WHAT THE TASK REQUIRES
Your answer is the listing, printed exactly as given.

DATA SHOWN

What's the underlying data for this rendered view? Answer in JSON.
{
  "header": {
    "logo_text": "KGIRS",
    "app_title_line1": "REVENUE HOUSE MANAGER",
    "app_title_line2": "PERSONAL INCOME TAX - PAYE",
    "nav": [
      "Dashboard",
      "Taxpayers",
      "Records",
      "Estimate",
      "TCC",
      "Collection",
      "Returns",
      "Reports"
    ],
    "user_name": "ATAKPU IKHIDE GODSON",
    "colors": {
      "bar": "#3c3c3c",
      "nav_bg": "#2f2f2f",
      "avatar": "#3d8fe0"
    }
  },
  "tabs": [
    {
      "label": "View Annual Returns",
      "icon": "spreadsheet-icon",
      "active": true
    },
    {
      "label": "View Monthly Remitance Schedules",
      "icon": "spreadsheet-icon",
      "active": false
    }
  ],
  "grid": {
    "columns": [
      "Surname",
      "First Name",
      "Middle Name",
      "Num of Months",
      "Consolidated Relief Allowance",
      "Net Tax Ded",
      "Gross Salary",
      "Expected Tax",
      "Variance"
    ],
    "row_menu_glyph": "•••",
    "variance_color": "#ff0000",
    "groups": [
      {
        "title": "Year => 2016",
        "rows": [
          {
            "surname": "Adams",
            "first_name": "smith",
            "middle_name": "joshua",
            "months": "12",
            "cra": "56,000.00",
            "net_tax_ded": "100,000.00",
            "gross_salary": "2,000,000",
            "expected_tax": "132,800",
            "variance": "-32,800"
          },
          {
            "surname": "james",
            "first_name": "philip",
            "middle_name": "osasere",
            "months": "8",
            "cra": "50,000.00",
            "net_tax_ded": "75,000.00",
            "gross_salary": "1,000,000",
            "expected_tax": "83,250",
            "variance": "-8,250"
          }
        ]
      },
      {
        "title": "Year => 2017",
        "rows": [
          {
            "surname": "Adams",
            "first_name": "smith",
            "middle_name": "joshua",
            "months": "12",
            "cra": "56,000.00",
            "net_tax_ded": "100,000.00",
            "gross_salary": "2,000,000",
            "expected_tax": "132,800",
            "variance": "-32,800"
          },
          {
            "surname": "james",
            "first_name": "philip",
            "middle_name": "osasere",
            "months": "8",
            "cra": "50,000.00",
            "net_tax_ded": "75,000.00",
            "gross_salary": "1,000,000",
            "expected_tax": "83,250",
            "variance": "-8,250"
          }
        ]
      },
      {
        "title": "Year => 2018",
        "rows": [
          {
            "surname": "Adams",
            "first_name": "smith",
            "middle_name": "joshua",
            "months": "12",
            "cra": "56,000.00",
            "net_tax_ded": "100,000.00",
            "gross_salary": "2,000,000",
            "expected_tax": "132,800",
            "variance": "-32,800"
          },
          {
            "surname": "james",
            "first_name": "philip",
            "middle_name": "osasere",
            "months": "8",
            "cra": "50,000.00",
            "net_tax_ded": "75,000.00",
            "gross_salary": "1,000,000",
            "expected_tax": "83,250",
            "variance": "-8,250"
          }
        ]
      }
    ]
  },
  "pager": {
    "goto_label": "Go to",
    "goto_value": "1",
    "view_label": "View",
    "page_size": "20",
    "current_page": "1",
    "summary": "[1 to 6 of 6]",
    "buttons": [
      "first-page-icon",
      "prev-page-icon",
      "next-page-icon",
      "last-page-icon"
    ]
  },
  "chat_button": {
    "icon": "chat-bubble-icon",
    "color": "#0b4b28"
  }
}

TASK ANSWER
What's the underlying data for this rendered view? Answer in JSON.
{
  "header": {
    "logo_text": "KGIRS",
    "app_title_line1": "REVENUE HOUSE MANAGER",
    "app_title_line2": "PERSONAL INCOME TAX - PAYE",
    "nav": [
      "Dashboard",
      "Taxpayers",
      "Records",
      "Estimate",
      "TCC",
      "Collection",
      "Returns",
      "Reports"
    ],
    "user_name": "ATAKPU IKHIDE GODSON",
    "colors": {
      "bar": "#3c3c3c",
      "nav_bg": "#2f2f2f",
      "avatar": "#3d8fe0"
    }
  },
  "tabs": [
    {
      "label": "View Annual Returns",
      "icon": "spreadsheet-icon",
      "active": true
    },
    {
      "label": "View Monthly Remitance Schedules",
      "icon": "spreadsheet-icon",
      "active": false
    }
  ],
  "grid": {
    "columns": [
      "Surname",
      "First Name",
      "Middle Name",
      "Num of Months",
      "Consolidated Relief Allowance",
      "Net Tax Ded",
      "Gross Salary",
      "Expected Tax",
      "Variance"
    ],
    "row_menu_glyph": "•••",
    "variance_color": "#ff0000",
    "groups": [
      {
        "title": "Year => 2016",
        "rows": [
          {
            "surname": "Adams",
            "first_name": "smith",
            "middle_name": "joshua",
            "months": "12",
            "cra": "56,000.00",
            "net_tax_ded": "100,000.00",
            "gross_salary": "2,000,000",
            "expected_tax": "132,800",
            "variance": "-32,800"
          },
          {
            "surname": "james",
            "first_name": "philip",
            "middle_name": "osasere",
            "months": "8",
            "cra": "50,000.00",
            "net_tax_ded": "75,000.00",
            "gross_salary": "1,000,000",
            "expected_tax": "83,250",
            "variance": "-8,250"
          }
        ]
      },
      {
        "title": "Year => 2017",
        "rows": [
          {
            "surname": "Adams",
            "first_name": "smith",
            "middle_name": "joshua",
            "months": "12",
            "cra": "56,000.00",
            "net_tax_ded": "100,000.00",
            "gross_salary": "2,000,000",
            "expected_tax": "132,800",
            "variance": "-32,800"
          },
          {
            "surname": "james",
            "first_name": "philip",
            "middle_name": "osasere",
            "months": "8",
            "cra": "50,000.00",
            "net_tax_ded": "75,000.00",
            "gross_salary": "1,000,000",
            "expected_tax": "83,250",
            "variance": "-8,250"
          }
        ]
      },
      {
        "title": "Year => 2018",
        "rows": [
          {
            "surname": "Adams",
            "first_name": "smith",
            "middle_name": "joshua",
            "months": "12",
            "cra": "56,000.00",
            "net_tax_ded": "100,000.00",
            "gross_salary": "2,000,000",
            "expected_tax": "132,800",
            "variance": "-32,800"
          },
          {
            "surname": "james",
            "first_name": "philip",
            "middle_name": "osasere",
            "months": "8",
            "cra": "50,000.00",
            "net_tax_ded": "75,000.00",
            "gross_salary": "1,000,000",
            "expected_tax": "83,250",
            "variance": "-8,250"
          }
        ]
      }
    ]
  },
  "pager": {
    "goto_label": "Go to",
    "goto_value": "1",
    "view_label": "View",
    "page_size": "20",
    "current_page": "1",
    "summary": "[1 to 6 of 6]",
    "buttons": [
      "first-page-icon",
      "prev-page-icon",
      "next-page-icon",
      "last-page-icon"
    ]
  },
  "chat_button": {
    "icon": "chat-bubble-icon",
    "color": "#0b4b28"
  }
}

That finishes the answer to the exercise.